According to French media reports, Duravit will invest €2.7 million in its Bischwiller factory in France. This is part of a collective agreement signed by Duravit and the employees of its French subsidiary.
In countries in the European region, collective agreements are usually signed between employers’ organizations and trade unions, which regulate the working conditions of employees in a company or industry, including pay levels, working hours, time off, etc. In general, companies participating in collective agreements have better working conditions and benefits than companies.
Since 1 January 2015, a statutory minimum wage has been in force throughout Germany. the minimum wage in 2020 will be €9.35 per hour. The German Minimum Wage Council has decided that the statutory minimum wage in Germany will gradually increase from the current €9.35 per hour to €10.45 per hour by 2022.
From 2020 onwards, apprentices (Auszubildende) will also be paid the statutory minimum wage, with apprentices earning at least €515 per month in the first year of their apprenticeship and a corresponding increase every year thereafter.
Michel Avrillier, managing director of the Duravit factory, explains that this investment is the result of a collective agreement with the employees, which was made a condition by the German parent company.

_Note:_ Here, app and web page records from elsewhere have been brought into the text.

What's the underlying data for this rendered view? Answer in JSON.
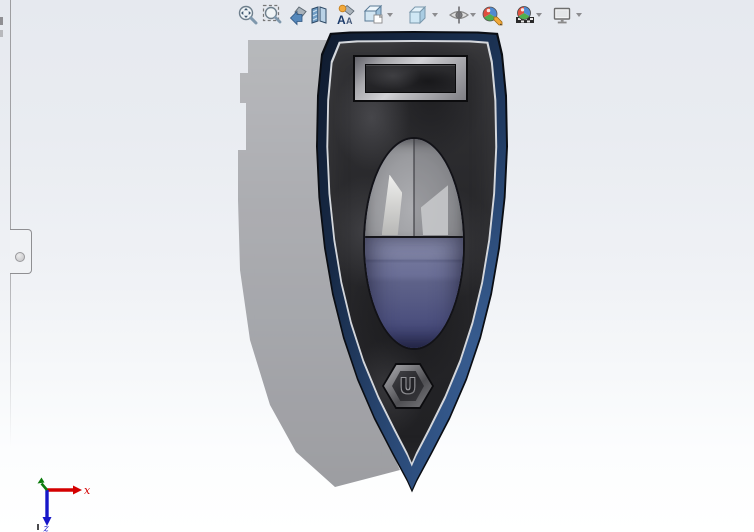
{
  "toolbar": {
    "items": [
      {
        "icon": "zoom-to-fit-icon",
        "has_dropdown": false
      },
      {
        "icon": "zoom-to-area-icon",
        "has_dropdown": false
      },
      {
        "icon": "previous-view-icon",
        "has_dropdown": false
      },
      {
        "icon": "section-view-icon",
        "has_dropdown": false
      },
      {
        "icon": "dynamic-annotation-views-icon",
        "has_dropdown": false
      },
      {
        "icon": "view-orientation-icon",
        "has_dropdown": true
      },
      {
        "icon": "display-style-icon",
        "has_dropdown": true
      },
      {
        "icon": "hide-show-items-icon",
        "has_dropdown": true
      },
      {
        "icon": "edit-appearance-icon",
        "has_dropdown": false
      },
      {
        "icon": "apply-scene-icon",
        "has_dropdown": true
      },
      {
        "icon": "view-settings-icon",
        "has_dropdown": true
      }
    ]
  },
  "viewport": {
    "triad": {
      "x_label": "x",
      "z_label": "z",
      "x_color": "#d40000",
      "z_color": "#1717c9",
      "y_color": "#0c7c0c"
    }
  },
  "model": {
    "emblem_letter": "U",
    "colors": {
      "hull_accent_navy": "#2b4c7c",
      "deck_charcoal": "#232326",
      "canopy_glass_gray": "#9b9ca0",
      "canopy_tint_blue": "#5e6289",
      "trim_silver": "#d4d7dc",
      "shadow_gray": "#a2a3a7"
    }
  }
}
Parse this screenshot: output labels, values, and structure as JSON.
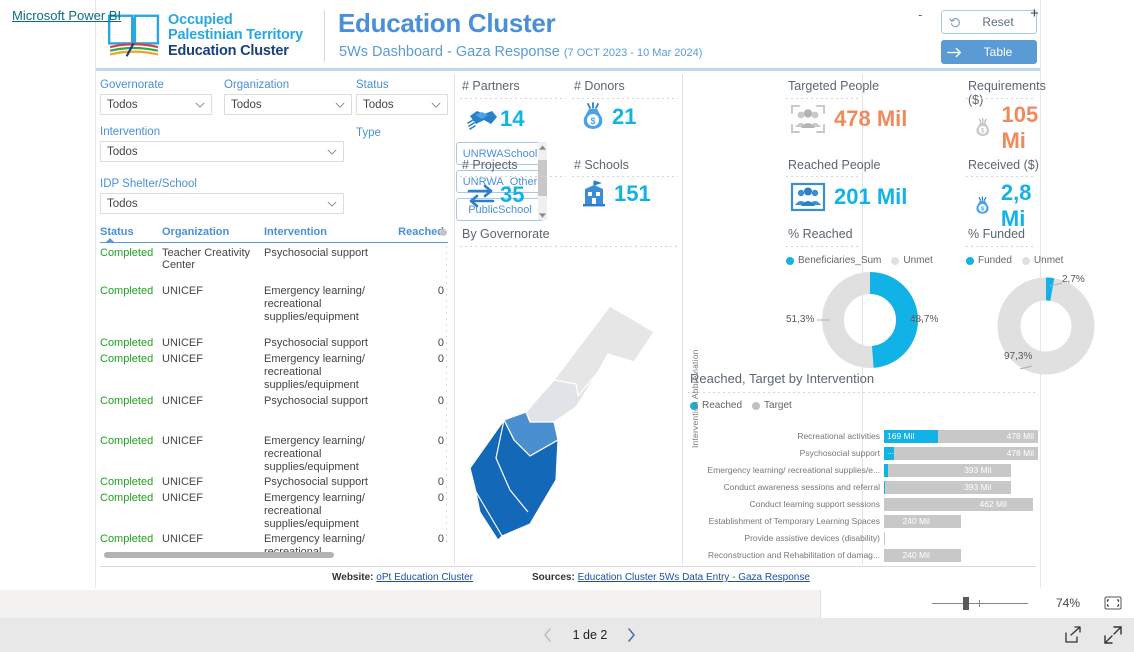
{
  "header": {
    "logo": {
      "line1": "Occupied",
      "line2": "Palestinian Territory",
      "line3": "Education Cluster",
      "icon": "open-book-icon"
    },
    "title": "Education Cluster",
    "subtitle": "5Ws Dashboard - Gaza Response",
    "date_range": "(7 OCT 2023 - 10 Mar 2024)",
    "buttons": {
      "reset": {
        "label": "Reset",
        "icon": "undo-arrow-icon"
      },
      "table": {
        "label": "Table",
        "icon": "right-arrow-icon"
      }
    },
    "colors": {
      "title": "#4a90d9",
      "logo_cyan": "#29a8e0",
      "logo_navy": "#1b3f78"
    }
  },
  "filters": {
    "governorate": {
      "label": "Governorate",
      "value": "Todos"
    },
    "organization": {
      "label": "Organization",
      "value": "Todos"
    },
    "status": {
      "label": "Status",
      "value": "Todos"
    },
    "intervention": {
      "label": "Intervention",
      "value": "Todos"
    },
    "idp_shelter_school": {
      "label": "IDP Shelter/School",
      "value": "Todos"
    },
    "type": {
      "label": "Type",
      "options": [
        "UNRWASchool",
        "UNRWA_Other",
        "PublicSchool"
      ]
    }
  },
  "table": {
    "columns": [
      "Status",
      "Organization",
      "Intervention",
      "Reached"
    ],
    "sort_column": "Status",
    "sort_direction": "asc",
    "rows": [
      {
        "status": "Completed",
        "organization": "Teacher Creativity Center",
        "intervention": "Psychosocial support",
        "reached": ""
      },
      {
        "status": "Completed",
        "organization": "UNICEF",
        "intervention": "Emergency learning/ recreational supplies/equipment",
        "reached": "0"
      },
      {
        "status": "Completed",
        "organization": "UNICEF",
        "intervention": "Psychosocial support",
        "reached": "0"
      },
      {
        "status": "Completed",
        "organization": "UNICEF",
        "intervention": "Emergency learning/ recreational supplies/equipment",
        "reached": "0"
      },
      {
        "status": "Completed",
        "organization": "UNICEF",
        "intervention": "Psychosocial support",
        "reached": "0"
      },
      {
        "status": "Completed",
        "organization": "UNICEF",
        "intervention": "Emergency learning/ recreational supplies/equipment",
        "reached": "0"
      },
      {
        "status": "Completed",
        "organization": "UNICEF",
        "intervention": "Psychosocial support",
        "reached": "0"
      },
      {
        "status": "Completed",
        "organization": "UNICEF",
        "intervention": "Emergency learning/ recreational supplies/equipment",
        "reached": "0"
      },
      {
        "status": "Completed",
        "organization": "UNICEF",
        "intervention": "Emergency learning/ recreational",
        "reached": "0"
      }
    ]
  },
  "kpis": {
    "partners": {
      "label": "# Partners",
      "value": "14",
      "icon": "handshake-icon",
      "color": "#11b3e6"
    },
    "donors": {
      "label": "# Donors",
      "value": "21",
      "icon": "money-bag-icon",
      "color": "#11b3e6"
    },
    "projects": {
      "label": "# Projects",
      "value": "35",
      "icon": "exchange-arrows-icon",
      "color": "#11b3e6"
    },
    "schools": {
      "label": "# Schools",
      "value": "151",
      "icon": "school-building-icon",
      "color": "#11b3e6"
    },
    "targeted": {
      "label": "Targeted People",
      "value": "478 Mil",
      "icon": "people-target-icon",
      "color": "#f08a5d"
    },
    "reached": {
      "label": "Reached People",
      "value": "201 Mil",
      "icon": "people-filled-icon",
      "color": "#11b3e6"
    },
    "requirements": {
      "label": "Requirements ($)",
      "value": "105 Mi",
      "icon": "money-bag-grey-icon",
      "color": "#f08a5d"
    },
    "received": {
      "label": "Received ($)",
      "value": "2,8 Mi",
      "icon": "money-bag-blue-icon",
      "color": "#11b3e6"
    }
  },
  "map": {
    "title": "By Governorate",
    "region": "gaza-strip"
  },
  "chart_data": [
    {
      "id": "pct_reached",
      "type": "pie",
      "title": "% Reached",
      "legend": [
        "Beneficiaries_Sum",
        "Unmet"
      ],
      "legend_position": "top",
      "categories": [
        "Beneficiaries_Sum",
        "Unmet"
      ],
      "values": [
        48.7,
        51.3
      ],
      "labels": [
        "48,7%",
        "51,3%"
      ],
      "colors": [
        "#11b3e6",
        "#e0e0e0"
      ]
    },
    {
      "id": "pct_funded",
      "type": "pie",
      "title": "% Funded",
      "legend": [
        "Funded",
        "Unmet"
      ],
      "legend_position": "top",
      "categories": [
        "Funded",
        "Unmet"
      ],
      "values": [
        2.7,
        97.3
      ],
      "labels": [
        "2,7%",
        "97,3%"
      ],
      "colors": [
        "#11b3e6",
        "#e0e0e0"
      ]
    },
    {
      "id": "reached_target_by_intervention",
      "type": "bar",
      "title": "Reached, Target by Intervention",
      "legend": [
        "Reached",
        "Target"
      ],
      "legend_position": "top",
      "ylabel": "Intervention Abbreviation",
      "xlabel": "",
      "colors": {
        "reached": "#11b3e6",
        "target": "#c8c8c8"
      },
      "categories": [
        "Recreational activities",
        "Psychosocial support",
        "Emergency learning/ recreational supplies/e...",
        "Conduct awareness sessions and referral",
        "Conduct learning support sessions",
        "Establishment of Temporary Learning Spaces",
        "Provide assistive devices (disability)",
        "Reconstruction and Rehabilitation of damag..."
      ],
      "series": [
        {
          "name": "Target",
          "values": [
            478,
            478,
            393,
            393,
            462,
            240,
            2,
            240
          ],
          "labels": [
            "478 Mil",
            "478 Mil",
            "393 Mil",
            "393 Mil",
            "462 Mil",
            "240 Mil",
            "",
            "240 Mil"
          ]
        },
        {
          "name": "Reached",
          "values": [
            169,
            32,
            14,
            3,
            0,
            0,
            0,
            0
          ],
          "labels": [
            "169 Mil",
            "...",
            "",
            "",
            "",
            "",
            "",
            ""
          ]
        }
      ],
      "xlim": [
        0,
        478
      ],
      "unit": "Mil"
    }
  ],
  "section_titles": {
    "pct_reached": "% Reached",
    "pct_funded": "% Funded",
    "bars": "Reached, Target by Intervention"
  },
  "footer": {
    "website_label": "Website:",
    "website_link": "oPt Education Cluster",
    "sources_label": "Sources:",
    "sources_link": "Education Cluster 5Ws Data Entry - Gaza Response"
  },
  "statusbar": {
    "zoom_out": "-",
    "zoom_in": "+",
    "zoom_level": "74%",
    "fit_icon": "fit-to-page-icon"
  },
  "appbar": {
    "brand": "Microsoft Power BI",
    "page_indicator": "1 de 2",
    "prev_icon": "chevron-left-icon",
    "next_icon": "chevron-right-icon",
    "share_icon": "share-icon",
    "fullscreen_icon": "expand-icon"
  }
}
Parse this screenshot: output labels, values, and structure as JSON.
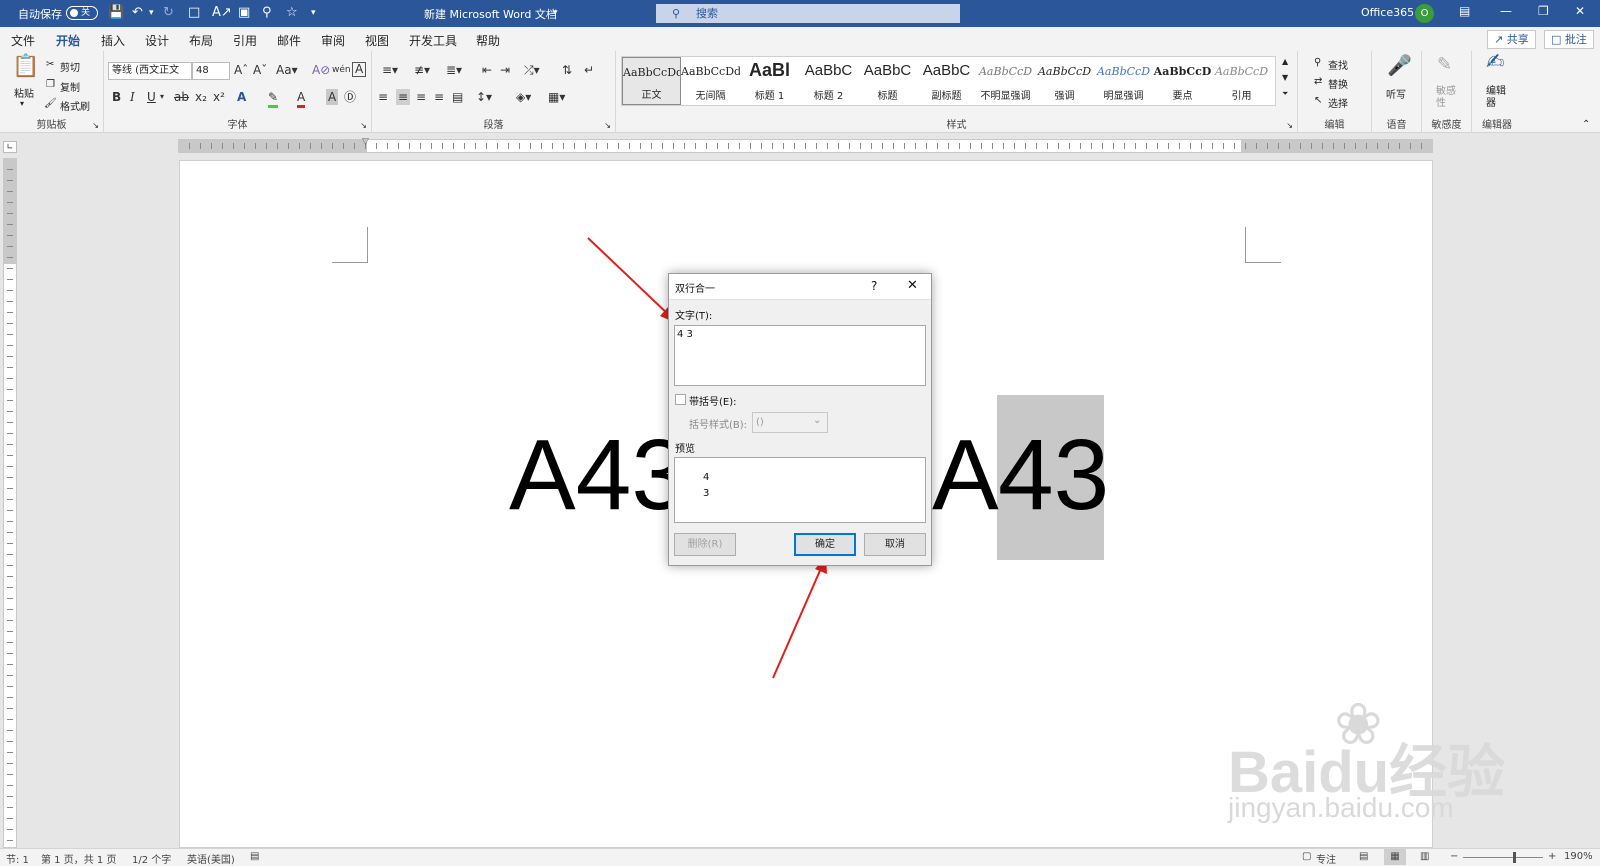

The aim was to reduce the difference in the hourly rate of work with the Egyptian, Chinese or Indian subsidiaries.
The agreement was signed at the end of January 2021. The agreement stipulates that the 250 employees at the plant will be required to work 40 hours a week without pay increases for a period of four years. In return, there was a commitment that there would be no redundancies for four years. However, two of the employees have rejected the agreement.
In addition,Duravit automation renovation will include the renovation of the sink and bathtub production lines, the activation of high-pressure grouting and the automatic painting of bathtubs. The plant is expected to be operational by January 2022, after which production will increase by 20% for ceramic parts and 13% for bathtubs.
The plant is reported to have a turnover of €23.4 million in 2019. In 2020 it will decline and is expected to reach €25 million in 2023.